Autoimmune response of patients with paraneoplastic cerebellar degeneration to a Purkinje cell cytoplasmic protein antigen
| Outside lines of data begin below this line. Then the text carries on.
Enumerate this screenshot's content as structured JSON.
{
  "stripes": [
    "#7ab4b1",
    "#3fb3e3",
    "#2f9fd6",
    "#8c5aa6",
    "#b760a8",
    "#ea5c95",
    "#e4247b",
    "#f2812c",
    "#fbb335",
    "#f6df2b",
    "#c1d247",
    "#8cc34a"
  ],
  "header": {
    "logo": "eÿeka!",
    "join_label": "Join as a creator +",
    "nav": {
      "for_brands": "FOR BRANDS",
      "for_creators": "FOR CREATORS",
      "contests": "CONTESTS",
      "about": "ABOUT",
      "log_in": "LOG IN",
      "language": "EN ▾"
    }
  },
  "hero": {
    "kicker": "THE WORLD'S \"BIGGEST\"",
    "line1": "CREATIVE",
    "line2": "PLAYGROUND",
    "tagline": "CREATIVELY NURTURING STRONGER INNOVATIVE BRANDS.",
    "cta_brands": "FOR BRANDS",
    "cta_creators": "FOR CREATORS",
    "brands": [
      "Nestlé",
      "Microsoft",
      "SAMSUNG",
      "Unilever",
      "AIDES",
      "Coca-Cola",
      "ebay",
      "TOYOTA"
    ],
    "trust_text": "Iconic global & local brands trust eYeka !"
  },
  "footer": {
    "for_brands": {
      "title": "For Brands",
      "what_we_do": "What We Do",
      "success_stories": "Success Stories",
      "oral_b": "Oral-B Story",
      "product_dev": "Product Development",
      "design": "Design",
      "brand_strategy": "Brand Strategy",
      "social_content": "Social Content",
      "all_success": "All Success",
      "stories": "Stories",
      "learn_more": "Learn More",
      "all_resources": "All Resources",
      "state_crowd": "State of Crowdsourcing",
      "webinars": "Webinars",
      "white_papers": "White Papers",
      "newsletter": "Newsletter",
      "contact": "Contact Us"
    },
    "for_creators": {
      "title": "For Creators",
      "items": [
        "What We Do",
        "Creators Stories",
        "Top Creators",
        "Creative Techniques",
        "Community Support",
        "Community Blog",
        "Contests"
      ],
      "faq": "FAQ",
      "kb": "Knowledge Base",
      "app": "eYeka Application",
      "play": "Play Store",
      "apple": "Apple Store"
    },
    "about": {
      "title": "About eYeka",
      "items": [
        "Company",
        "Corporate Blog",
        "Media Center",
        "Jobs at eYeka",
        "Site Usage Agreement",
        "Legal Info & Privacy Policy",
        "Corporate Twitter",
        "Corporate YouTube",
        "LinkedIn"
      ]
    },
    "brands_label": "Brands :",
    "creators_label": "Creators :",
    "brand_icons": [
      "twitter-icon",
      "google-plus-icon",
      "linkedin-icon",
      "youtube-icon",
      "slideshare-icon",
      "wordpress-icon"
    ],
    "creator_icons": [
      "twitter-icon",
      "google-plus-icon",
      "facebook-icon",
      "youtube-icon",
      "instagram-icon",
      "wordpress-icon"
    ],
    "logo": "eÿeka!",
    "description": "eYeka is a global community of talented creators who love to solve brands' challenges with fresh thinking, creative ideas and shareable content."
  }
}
Sera from 6 of 12 patients with paraneoplastic cerebellar degeneration (PCD) contained anti-Purkinje cell antibodies, as determined by indirect immunofluorescence on frozen sections of normal human cerebellum. Samples of cerebrospinal fluid from 2 of the patients with serum antibodies were tested, and both specimens contained anti-Purkinje cell antibody. The anti-Purkinje cell antibodies were polyclonal, fixed complement, and were present in all patients at serum dilutions of 1:1,000 or greater. Antibody activity could not be suppressed by preabsorption of sera with human or animal brain and tissue powders or with fresh crude human cerebellar extracts. No anti-Purkinje cell antibodies were detected in control sera from 167 neurologically normal cancer patients, 32 normal volunteers, 10 patients with other causes of cerebellar degeneration, or 8 patients with other paraneoplastic neurological diseases. Preliminary evidence suggests that the Purkinje antigen is a protein that is often concentrated in the periphery of the cytoplasm in disc-shaped structures. Patients with antibodies often developed signs of PCD near the time of detection of the tumor and had relentless progression of neurological disease. Patients without antibodies frequently had cancer for months to years before PCD developed, and often had spontaneous stabilization of neurological disease with time. Four patients without and 3 patients with antibodies underwent plasmapheresis without response.